  6. Black Phoebe, Sayornis nigricans,
  7. Black Walnut, Juglans nigra,
  8. Blessed Milk Thistle, Silybum marianum,
  9. Blue Elderberry, Sambucus cerulea,
  10. Bryum Moss, Bryum capillare,
  11. Bush Katydid, Scudderia furcata,
  12. California Ground Squirrel, Otospermophilus beecheyi,
  13. California Pipevine Swallowtail, Battus philenor hirsuta,
  14. California Pipevine, Dutchman’s Pipe, Aristolochia californica,
  15. California Scrub Jay, Aphelocoma californica,
  16. California Towhee, Melozone crissalis,
  17. California Wild Grape, Vitis californica,
  18. Canada Goose, Branta canadensis,
  19. Columbian Black-Tailed Deer, Odocoileus hemionus columbianus,
  20. Desert Cottontail, Sylvilagus audubonii,
  21. Eastern Fox Squirrel, Sciurus niger,
  22. Eastern Phoebe, Sayornis phoebe,
  23. English Walnut, Juglans regia,
  24. European Starling, Sturnus vulgaris,
  25. Gold Dust Lichen, Chrysothrix candelaris,
  26. Green Shield Lichen, Flavoparmelia caperata,
  27. Hammond’s Flycatcher, Empidonax hammondii
  28. Honey Fungus, Ringless Honey Fungus, Armarilla tabescens,
  29. House Wren, Troglodytes aedon,
  30. Jelly Spot Jelly Fungus, Dacrymyces chrysospermus,
  31. Mallard, Anas platyrhynchos,
  32. Miniature Lupine, Lupinus bicolor,
  33. Mourning Dove, Zenaida macroura,
  34. Mower’s Mushroom, Haymaker Mushroom, Panaeolus foenisecii,
  35. Nuttall’s Woodpecker, Picoides nuttallii,
  36. Painted Lady Butterfly, Vanessa cardui,
  37. Poison Oak, Pacific Poison Oak, Toxicodendron diversilobum,
  38. Rock Shield Lichen, Xanthoparmelia conspersa,
  39. Showy Milkweed, Asclepias speciose,
  40. Split Gill Fungus, Schizophyllum sp.
  41. Tree Swallow, Tachycineta bicolor,
  42. White Finger Slime Mold, Ceratiomyxa fruticulosa,
  43. White Horehound, Marrubium vulgare,
  44. Witches Butter Jelly Fungus, Tremella mesenterica,
  45. Wolf’s Milk Slime Mold, Lycogala epidendrum,
  46. Wrinkled Crust Fungus, Phlebia radiata

Fungus Walk with a CalNat Student, 02-24-19

Date: Sunday, February 24, 2019
Time: 8:00 am to 12:00 pm PST
Location: American River Bend Park, 2300 Rod Beaudry Dr, Sacramento, CA 95827
Habitat: Oak Woodland, Riparian, along the American River
Weather: 43° to 53°, overcast but not raining

Narrative: I’d scheduled a fungus walk at the American River Bend Park for my naturalist students with the understanding that even if no one wanted to come along, I’d still go on it myself.

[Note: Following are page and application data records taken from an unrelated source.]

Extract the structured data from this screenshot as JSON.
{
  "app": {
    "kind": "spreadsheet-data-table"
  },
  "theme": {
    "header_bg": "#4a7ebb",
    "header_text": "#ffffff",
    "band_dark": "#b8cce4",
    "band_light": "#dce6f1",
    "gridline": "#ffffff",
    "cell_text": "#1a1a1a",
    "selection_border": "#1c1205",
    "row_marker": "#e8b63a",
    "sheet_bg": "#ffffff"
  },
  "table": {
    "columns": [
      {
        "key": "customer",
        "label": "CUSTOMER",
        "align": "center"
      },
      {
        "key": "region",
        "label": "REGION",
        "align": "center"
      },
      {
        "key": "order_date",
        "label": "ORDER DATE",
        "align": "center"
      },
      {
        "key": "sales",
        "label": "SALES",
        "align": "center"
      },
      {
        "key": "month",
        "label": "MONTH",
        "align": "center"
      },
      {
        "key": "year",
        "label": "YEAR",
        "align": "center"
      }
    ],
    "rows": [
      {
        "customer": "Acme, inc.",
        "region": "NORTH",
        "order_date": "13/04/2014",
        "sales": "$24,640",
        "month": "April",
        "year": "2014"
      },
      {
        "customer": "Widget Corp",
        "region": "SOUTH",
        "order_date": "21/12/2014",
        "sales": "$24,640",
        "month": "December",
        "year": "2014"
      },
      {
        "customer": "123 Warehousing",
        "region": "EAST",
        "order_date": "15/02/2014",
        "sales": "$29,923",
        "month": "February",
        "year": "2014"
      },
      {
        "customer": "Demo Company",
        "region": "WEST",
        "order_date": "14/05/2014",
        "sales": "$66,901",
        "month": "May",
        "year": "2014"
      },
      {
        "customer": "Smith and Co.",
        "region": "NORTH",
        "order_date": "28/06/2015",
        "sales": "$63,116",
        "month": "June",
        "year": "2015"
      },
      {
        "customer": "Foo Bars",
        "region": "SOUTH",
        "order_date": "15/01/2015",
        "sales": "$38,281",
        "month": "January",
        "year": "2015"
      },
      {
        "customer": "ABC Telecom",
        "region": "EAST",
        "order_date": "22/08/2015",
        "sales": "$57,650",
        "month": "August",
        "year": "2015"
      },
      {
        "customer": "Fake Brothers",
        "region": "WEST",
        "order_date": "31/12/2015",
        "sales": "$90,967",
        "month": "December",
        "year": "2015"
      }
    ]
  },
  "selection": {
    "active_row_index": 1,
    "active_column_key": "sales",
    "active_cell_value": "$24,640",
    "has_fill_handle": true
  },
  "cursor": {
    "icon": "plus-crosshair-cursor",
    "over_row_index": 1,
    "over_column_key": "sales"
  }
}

Students are allowed to use these extemporaneous walks I do (if they come along) as a substitute for a missed class or a missed field trip. The weather was chilly, but there was no rain.  I was joined by one of my male students, David D., who had never been to the park before – so it was all a new experience to him.

There weren’t as many different fungi out today as I was hoping there might be, but we did get to see some interesting specimens. We also saw some deer, several different species of birds, and got to see the early pipevine and manroot plants just starting to show themselves and bud out. David had fun climbing trees to get the photos he wanted, and was able to get quite a few really good close-ups with his cell phone.

We walked for about 4 hours before heading home.

CLICK HERE for the album of photos.

Species List:

1. Acorn Woodpecker, Melanerpes formicivorus
2. Belted Kingfisher, Megaceryle alcyon
3. Bewick’s Wren, Thryomanes bewickii
4. Black Jelly Roll fungus, Exidia glandulosa
5. Black Phoebe, Sayornis nigricans
6. Black-Tailed Jackrabbit, Lepus californicus
7. Brown Jelly Fungus, Tremella foliacea
8. California Black Walnut, Juglans californica
9. California Buckeye, Aesculus californica
10. California Pipevine, Dutchman’s Pipe, Aristolochia californica
11. California Scrub Jay, Aphelocoma californica
12. Canada Geese, Branta canadensis
13. Columbian Black-Tailed Deer, Odocoileus hemionus columbianus
14. Common Goldeneye, Bucephala clangula
15. Crust Fungus, Phlebia sp.
16. Crust Fungus, Stereum complicatum
17. Deer Shield Mushroom, Pluteus cervinus
18. Destroying Angel, Amanita ocreata
19. Dryad’s Saddle polypore fungus, Polyporus squamosus
20. Eastern Fox Squirrel, Sciurus niger
21. Elfin Saddle, False Morel, Helvella lacunosa
22. English Walnut, Juglans regia
23. False Turkey-Tail Fungus, Stereum hirsutum
24. Fremont’s Cottonwood, Populus fremontii
25. Great Egret, Ardea alba
26. Green Shield Lichen, common, Greenshield, Flavoparmelia caperata
27. Hoary Shield Lichen, Hoary Rosette Lichen, Physcia biziana
28. House Wren, Troglodytes aedon
29. Interior Live Oak, Quercus wislizeni
30. Lace Lichen, Ramalina menziesii, California State Lichen
31. Lemmon’s Rockcress, Boechera lemmonii
32. Manroot Vine, Bigroot, Wild Cucumber, Marah fabaceus
33. Miner’s lettuce, Narrow leaved miner’s lettuce, Claytonia parviflora
34. Mower’s Mushroom, Haymaker Mushroom, Panaeolina foenisecii
35. Mugwort, Artemisia vulgaris
36. Northern Flicker, Colaptes auratus, red-shafted
37. Nutthall’s Woodpecker, Picoides nuttallii
38. Oak Titmouse, Baeolophus inornatus
39. Oyster Mushroom, Pleurotus ostreatus
40. Red-Shouldered Hawk, Buteo lineatus
41. Red-Tailed Hawk, Buteo jamaicensis
42. Red-Tipped Photinia, Photinia × fraseri
43. Sunburst Lichen, Xanthoria parietina
44. Tiny unspecified Marasmius sp. Mushroom
45. Turkey-Tail Fungus, Trametes versicolor
46. Unidentified Russula sp. mushroom
47. Valley Oak, Quercus lobata
48. Western Bluebird, Sialia mexicana
49. Western Redbud, Cercis occidentalis
50. Western Tussock Moth, Orgyia vetusta, cocoons, pupal case
51. White Horehound, Marrubium vulgare
52. White-Breasted Nuthatch, Sitta carolinensis
53. Witch’s Butter, Golden Jelly Fungus, Tremella mesenterica
54. Yellow Fieldcap, Egg-Yolk Mushroom, Bolbitius vitellinus